Required work ▸
Set down all of the entries below exactly, and omit the pictures.

Dataset records ▸
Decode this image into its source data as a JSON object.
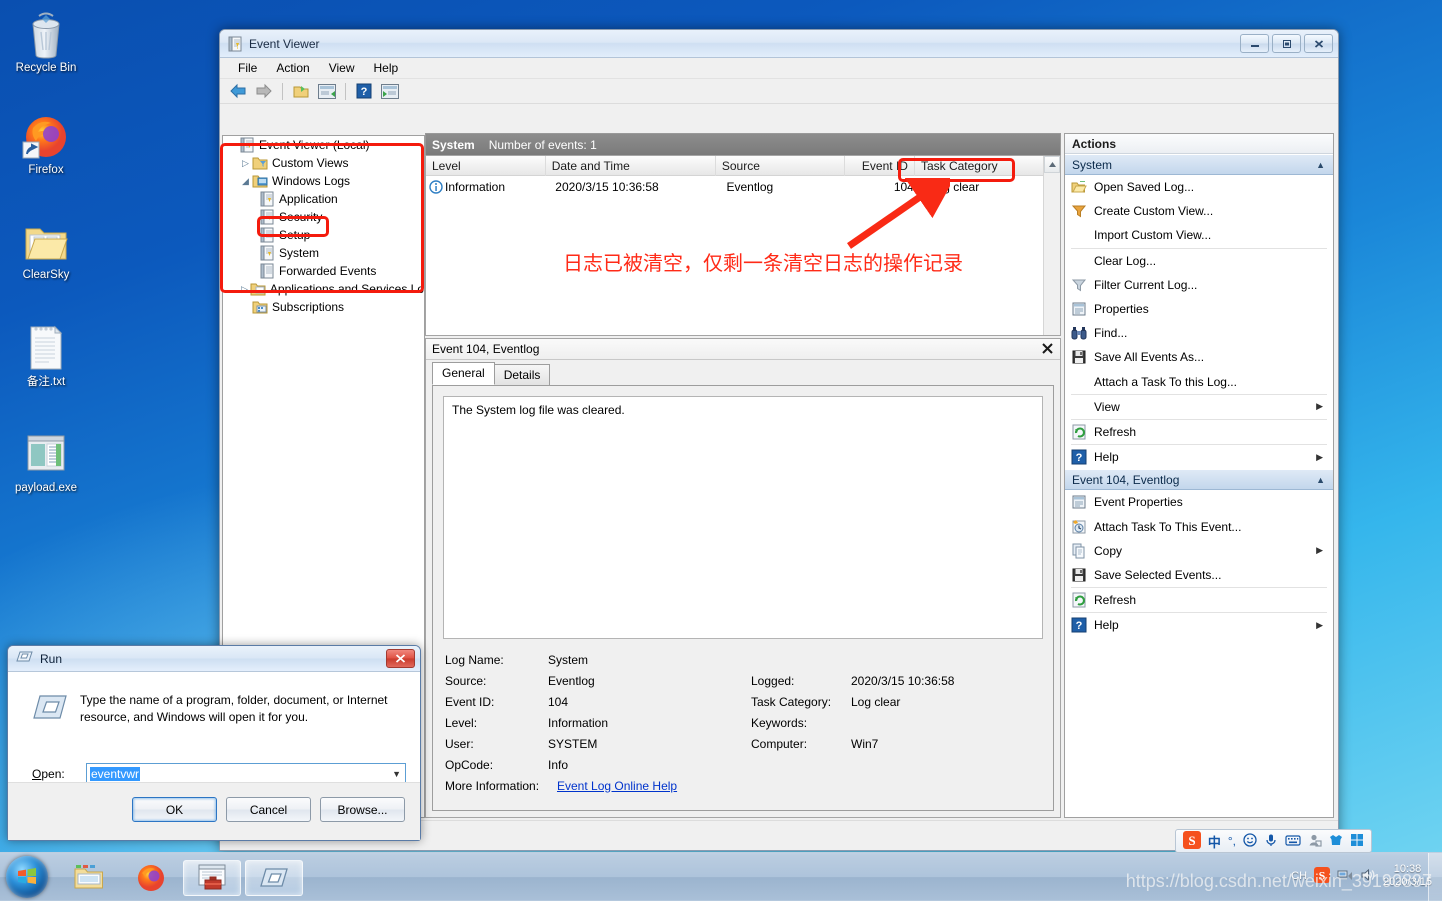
{
  "desktop": {
    "icons": [
      {
        "name": "recycle-bin",
        "label": "Recycle Bin"
      },
      {
        "name": "firefox",
        "label": "Firefox"
      },
      {
        "name": "clearsky-folder",
        "label": "ClearSky"
      },
      {
        "name": "notes-txt",
        "label": "备注.txt"
      },
      {
        "name": "payload-exe",
        "label": "payload.exe"
      }
    ]
  },
  "event_viewer": {
    "title": "Event Viewer",
    "window_buttons": {
      "minimize": "minimize",
      "maximize": "maximize",
      "close": "close"
    },
    "menu": [
      "File",
      "Action",
      "View",
      "Help"
    ],
    "toolbar_icons": [
      "back-arrow-icon",
      "forward-arrow-icon",
      "show-hide-console-tree-icon",
      "properties-icon",
      "help-icon",
      "show-hide-action-pane-icon"
    ],
    "tree": [
      {
        "label": "Event Viewer (Local)",
        "indent": 0,
        "twisty": "",
        "icon": "event-viewer-icon"
      },
      {
        "label": "Custom Views",
        "indent": 1,
        "twisty": "collapsed",
        "icon": "custom-views-folder-icon"
      },
      {
        "label": "Windows Logs",
        "indent": 1,
        "twisty": "expanded",
        "icon": "windows-logs-icon"
      },
      {
        "label": "Application",
        "indent": 2,
        "twisty": "",
        "icon": "log-icon"
      },
      {
        "label": "Security",
        "indent": 2,
        "twisty": "",
        "icon": "log-icon"
      },
      {
        "label": "Setup",
        "indent": 2,
        "twisty": "",
        "icon": "log-plain-icon"
      },
      {
        "label": "System",
        "indent": 2,
        "twisty": "",
        "icon": "log-icon",
        "selected": true
      },
      {
        "label": "Forwarded Events",
        "indent": 2,
        "twisty": "",
        "icon": "log-plain-icon"
      },
      {
        "label": "Applications and Services Lo",
        "indent": 1,
        "twisty": "collapsed",
        "icon": "app-services-folder-icon"
      },
      {
        "label": "Subscriptions",
        "indent": 1,
        "twisty": "",
        "icon": "subscriptions-icon"
      }
    ],
    "list_header": {
      "log_name": "System",
      "count_label": "Number of events: 1"
    },
    "columns": [
      "Level",
      "Date and Time",
      "Source",
      "Event ID",
      "Task Category"
    ],
    "rows": [
      {
        "level": "Information",
        "datetime": "2020/3/15 10:36:58",
        "source": "Eventlog",
        "event_id": "104",
        "task_category": "Log clear"
      }
    ],
    "details": {
      "header": "Event 104, Eventlog",
      "close": "×",
      "tabs": [
        {
          "label": "General",
          "active": true
        },
        {
          "label": "Details",
          "active": false
        }
      ],
      "message": "The System log file was cleared.",
      "fields": [
        {
          "label1": "Log Name:",
          "value1": "System",
          "label2": "",
          "value2": ""
        },
        {
          "label1": "Source:",
          "value1": "Eventlog",
          "label2": "Logged:",
          "value2": "2020/3/15 10:36:58"
        },
        {
          "label1": "Event ID:",
          "value1": "104",
          "label2": "Task Category:",
          "value2": "Log clear"
        },
        {
          "label1": "Level:",
          "value1": "Information",
          "label2": "Keywords:",
          "value2": ""
        },
        {
          "label1": "User:",
          "value1": "SYSTEM",
          "label2": "Computer:",
          "value2": "Win7"
        },
        {
          "label1": "OpCode:",
          "value1": "Info",
          "label2": "",
          "value2": ""
        }
      ],
      "more_info_label": "More Information:",
      "more_info_link": "Event Log Online Help"
    },
    "actions": {
      "title": "Actions",
      "groups": [
        {
          "header": "System",
          "collapse": "▲",
          "items": [
            {
              "label": "Open Saved Log...",
              "icon": "open-folder-icon",
              "submenu": false
            },
            {
              "label": "Create Custom View...",
              "icon": "filter-icon",
              "submenu": false
            },
            {
              "label": "Import Custom View...",
              "icon": "",
              "submenu": false
            },
            {
              "label": "Clear Log...",
              "icon": "",
              "submenu": false,
              "separator_before": true
            },
            {
              "label": "Filter Current Log...",
              "icon": "filter-icon",
              "submenu": false
            },
            {
              "label": "Properties",
              "icon": "properties-icon",
              "submenu": false
            },
            {
              "label": "Find...",
              "icon": "binoculars-icon",
              "submenu": false
            },
            {
              "label": "Save All Events As...",
              "icon": "save-icon",
              "submenu": false
            },
            {
              "label": "Attach a Task To this Log...",
              "icon": "",
              "submenu": false
            },
            {
              "label": "View",
              "icon": "",
              "submenu": true,
              "separator_before": true
            },
            {
              "label": "Refresh",
              "icon": "refresh-icon",
              "submenu": false
            },
            {
              "label": "Help",
              "icon": "help-icon",
              "submenu": true
            }
          ]
        },
        {
          "header": "Event 104, Eventlog",
          "collapse": "▲",
          "items": [
            {
              "label": "Event Properties",
              "icon": "properties-icon",
              "submenu": false
            },
            {
              "label": "Attach Task To This Event...",
              "icon": "attach-task-icon",
              "submenu": false
            },
            {
              "label": "Copy",
              "icon": "copy-icon",
              "submenu": true
            },
            {
              "label": "Save Selected Events...",
              "icon": "save-icon",
              "submenu": false
            },
            {
              "label": "Refresh",
              "icon": "refresh-icon",
              "submenu": false
            },
            {
              "label": "Help",
              "icon": "help-icon",
              "submenu": true
            }
          ]
        }
      ]
    }
  },
  "annotations": {
    "note_text": "日志已被清空，仅剩一条清空日志的操作记录",
    "color": "#ff2a17",
    "boxes": [
      "windows-logs-tree",
      "system-node",
      "event-id-cell"
    ],
    "arrow": "red-arrow-pointing-to-event-id"
  },
  "run_dialog": {
    "title": "Run",
    "description": "Type the name of a program, folder, document, or Internet resource, and Windows will open it for you.",
    "open_label": "Open:",
    "open_value": "eventvwr",
    "buttons": {
      "ok": "OK",
      "cancel": "Cancel",
      "browse": "Browse..."
    }
  },
  "taskbar": {
    "start": "start-orb",
    "pinned": [
      "explorer-icon",
      "firefox-icon",
      "toolbox-icon",
      "run-window-icon"
    ],
    "tray_ime": [
      "sogou-logo-icon",
      "中",
      "°,",
      "smiley-icon",
      "microphone-icon",
      "keyboard-icon",
      "user-icon",
      "skin-icon",
      "menu-icon"
    ],
    "tray": [
      "CH",
      "sogou-icon",
      "network-icon",
      "volume-icon"
    ],
    "clock_time": "10:38",
    "clock_date": "2020/3/15"
  },
  "watermark": "https://blog.csdn.net/weixin_39190897"
}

Result of the task ▸
Decode this image into its source data as a JSON object.
{
  "desktop": {
    "icons": [
      {
        "name": "recycle-bin",
        "label": "Recycle Bin"
      },
      {
        "name": "firefox",
        "label": "Firefox"
      },
      {
        "name": "clearsky-folder",
        "label": "ClearSky"
      },
      {
        "name": "notes-txt",
        "label": "备注.txt"
      },
      {
        "name": "payload-exe",
        "label": "payload.exe"
      }
    ]
  },
  "event_viewer": {
    "title": "Event Viewer",
    "window_buttons": {
      "minimize": "minimize",
      "maximize": "maximize",
      "close": "close"
    },
    "menu": [
      "File",
      "Action",
      "View",
      "Help"
    ],
    "toolbar_icons": [
      "back-arrow-icon",
      "forward-arrow-icon",
      "show-hide-console-tree-icon",
      "properties-icon",
      "help-icon",
      "show-hide-action-pane-icon"
    ],
    "tree": [
      {
        "label": "Event Viewer (Local)",
        "indent": 0,
        "twisty": "",
        "icon": "event-viewer-icon"
      },
      {
        "label": "Custom Views",
        "indent": 1,
        "twisty": "collapsed",
        "icon": "custom-views-folder-icon"
      },
      {
        "label": "Windows Logs",
        "indent": 1,
        "twisty": "expanded",
        "icon": "windows-logs-icon"
      },
      {
        "label": "Application",
        "indent": 2,
        "twisty": "",
        "icon": "log-icon"
      },
      {
        "label": "Security",
        "indent": 2,
        "twisty": "",
        "icon": "log-icon"
      },
      {
        "label": "Setup",
        "indent": 2,
        "twisty": "",
        "icon": "log-plain-icon"
      },
      {
        "label": "System",
        "indent": 2,
        "twisty": "",
        "icon": "log-icon",
        "selected": true
      },
      {
        "label": "Forwarded Events",
        "indent": 2,
        "twisty": "",
        "icon": "log-plain-icon"
      },
      {
        "label": "Applications and Services Lo",
        "indent": 1,
        "twisty": "collapsed",
        "icon": "app-services-folder-icon"
      },
      {
        "label": "Subscriptions",
        "indent": 1,
        "twisty": "",
        "icon": "subscriptions-icon"
      }
    ],
    "list_header": {
      "log_name": "System",
      "count_label": "Number of events: 1"
    },
    "columns": [
      "Level",
      "Date and Time",
      "Source",
      "Event ID",
      "Task Category"
    ],
    "rows": [
      {
        "level": "Information",
        "datetime": "2020/3/15 10:36:58",
        "source": "Eventlog",
        "event_id": "104",
        "task_category": "Log clear"
      }
    ],
    "details": {
      "header": "Event 104, Eventlog",
      "close": "×",
      "tabs": [
        {
          "label": "General",
          "active": true
        },
        {
          "label": "Details",
          "active": false
        }
      ],
      "message": "The System log file was cleared.",
      "fields": [
        {
          "label1": "Log Name:",
          "value1": "System",
          "label2": "",
          "value2": ""
        },
        {
          "label1": "Source:",
          "value1": "Eventlog",
          "label2": "Logged:",
          "value2": "2020/3/15 10:36:58"
        },
        {
          "label1": "Event ID:",
          "value1": "104",
          "label2": "Task Category:",
          "value2": "Log clear"
        },
        {
          "label1": "Level:",
          "value1": "Information",
          "label2": "Keywords:",
          "value2": ""
        },
        {
          "label1": "User:",
          "value1": "SYSTEM",
          "label2": "Computer:",
          "value2": "Win7"
        },
        {
          "label1": "OpCode:",
          "value1": "Info",
          "label2": "",
          "value2": ""
        }
      ],
      "more_info_label": "More Information:",
      "more_info_link": "Event Log Online Help"
    },
    "actions": {
      "title": "Actions",
      "groups": [
        {
          "header": "System",
          "collapse": "▲",
          "items": [
            {
              "label": "Open Saved Log...",
              "icon": "open-folder-icon",
              "submenu": false
            },
            {
              "label": "Create Custom View...",
              "icon": "filter-icon",
              "submenu": false
            },
            {
              "label": "Import Custom View...",
              "icon": "",
              "submenu": false
            },
            {
              "label": "Clear Log...",
              "icon": "",
              "submenu": false,
              "separator_before": true
            },
            {
              "label": "Filter Current Log...",
              "icon": "filter-icon",
              "submenu": false
            },
            {
              "label": "Properties",
              "icon": "properties-icon",
              "submenu": false
            },
            {
              "label": "Find...",
              "icon": "binoculars-icon",
              "submenu": false
            },
            {
              "label": "Save All Events As...",
              "icon": "save-icon",
              "submenu": false
            },
            {
              "label": "Attach a Task To this Log...",
              "icon": "",
              "submenu": false
            },
            {
              "label": "View",
              "icon": "",
              "submenu": true,
              "separator_before": true
            },
            {
              "label": "Refresh",
              "icon": "refresh-icon",
              "submenu": false
            },
            {
              "label": "Help",
              "icon": "help-icon",
              "submenu": true
            }
          ]
        },
        {
          "header": "Event 104, Eventlog",
          "collapse": "▲",
          "items": [
            {
              "label": "Event Properties",
              "icon": "properties-icon",
              "submenu": false
            },
            {
              "label": "Attach Task To This Event...",
              "icon": "attach-task-icon",
              "submenu": false
            },
            {
              "label": "Copy",
              "icon": "copy-icon",
              "submenu": true
            },
            {
              "label": "Save Selected Events...",
              "icon": "save-icon",
              "submenu": false
            },
            {
              "label": "Refresh",
              "icon": "refresh-icon",
              "submenu": false
            },
            {
              "label": "Help",
              "icon": "help-icon",
              "submenu": true
            }
          ]
        }
      ]
    }
  },
  "annotations": {
    "note_text": "日志已被清空，仅剩一条清空日志的操作记录",
    "color": "#ff2a17",
    "boxes": [
      "windows-logs-tree",
      "system-node",
      "event-id-cell"
    ],
    "arrow": "red-arrow-pointing-to-event-id"
  },
  "run_dialog": {
    "title": "Run",
    "description": "Type the name of a program, folder, document, or Internet resource, and Windows will open it for you.",
    "open_label": "Open:",
    "open_value": "eventvwr",
    "buttons": {
      "ok": "OK",
      "cancel": "Cancel",
      "browse": "Browse..."
    }
  },
  "taskbar": {
    "start": "start-orb",
    "pinned": [
      "explorer-icon",
      "firefox-icon",
      "toolbox-icon",
      "run-window-icon"
    ],
    "tray_ime": [
      "sogou-logo-icon",
      "中",
      "°,",
      "smiley-icon",
      "microphone-icon",
      "keyboard-icon",
      "user-icon",
      "skin-icon",
      "menu-icon"
    ],
    "tray": [
      "CH",
      "sogou-icon",
      "network-icon",
      "volume-icon"
    ],
    "clock_time": "10:38",
    "clock_date": "2020/3/15"
  },
  "watermark": "https://blog.csdn.net/weixin_39190897"
}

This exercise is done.